▶ [Task instructions]: The answer is the data repeated in full, with no pictures included.

▶ [Data]:
=-=-=

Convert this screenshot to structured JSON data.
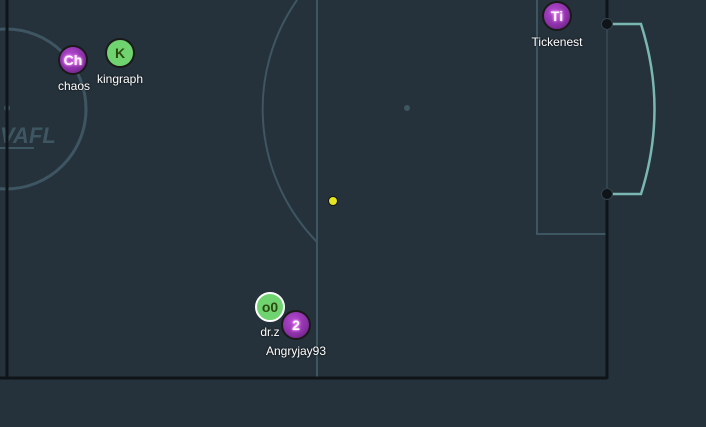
{
  "pitch": {
    "background_color": "#25323b",
    "line_color": "#3e5562",
    "goal_color": "#7ab7b3",
    "boundary_color": "#0e1418",
    "watermark": "VAFL"
  },
  "ball": {
    "color": "#e4e420"
  },
  "players": [
    {
      "id": "chaos",
      "initials": "Ch",
      "name": "chaos",
      "team": "red"
    },
    {
      "id": "kingraph",
      "initials": "K",
      "name": "kingraph",
      "team": "blue"
    },
    {
      "id": "tickenest",
      "initials": "Ti",
      "name": "Tickenest",
      "team": "red"
    },
    {
      "id": "drz",
      "initials": "o0",
      "name": "dr.z",
      "team": "blue",
      "is_self": true
    },
    {
      "id": "angryjay93",
      "initials": "2",
      "name": "Angryjay93",
      "team": "red"
    }
  ]
}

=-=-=

▶ [Result for this exercise]:
Convert this screenshot to structured JSON data.
{
  "pitch": {
    "background_color": "#25323b",
    "line_color": "#3e5562",
    "goal_color": "#7ab7b3",
    "boundary_color": "#0e1418",
    "watermark": "VAFL"
  },
  "ball": {
    "color": "#e4e420"
  },
  "players": [
    {
      "id": "chaos",
      "initials": "Ch",
      "name": "chaos",
      "team": "red"
    },
    {
      "id": "kingraph",
      "initials": "K",
      "name": "kingraph",
      "team": "blue"
    },
    {
      "id": "tickenest",
      "initials": "Ti",
      "name": "Tickenest",
      "team": "red"
    },
    {
      "id": "drz",
      "initials": "o0",
      "name": "dr.z",
      "team": "blue",
      "is_self": true
    },
    {
      "id": "angryjay93",
      "initials": "2",
      "name": "Angryjay93",
      "team": "red"
    }
  ]
}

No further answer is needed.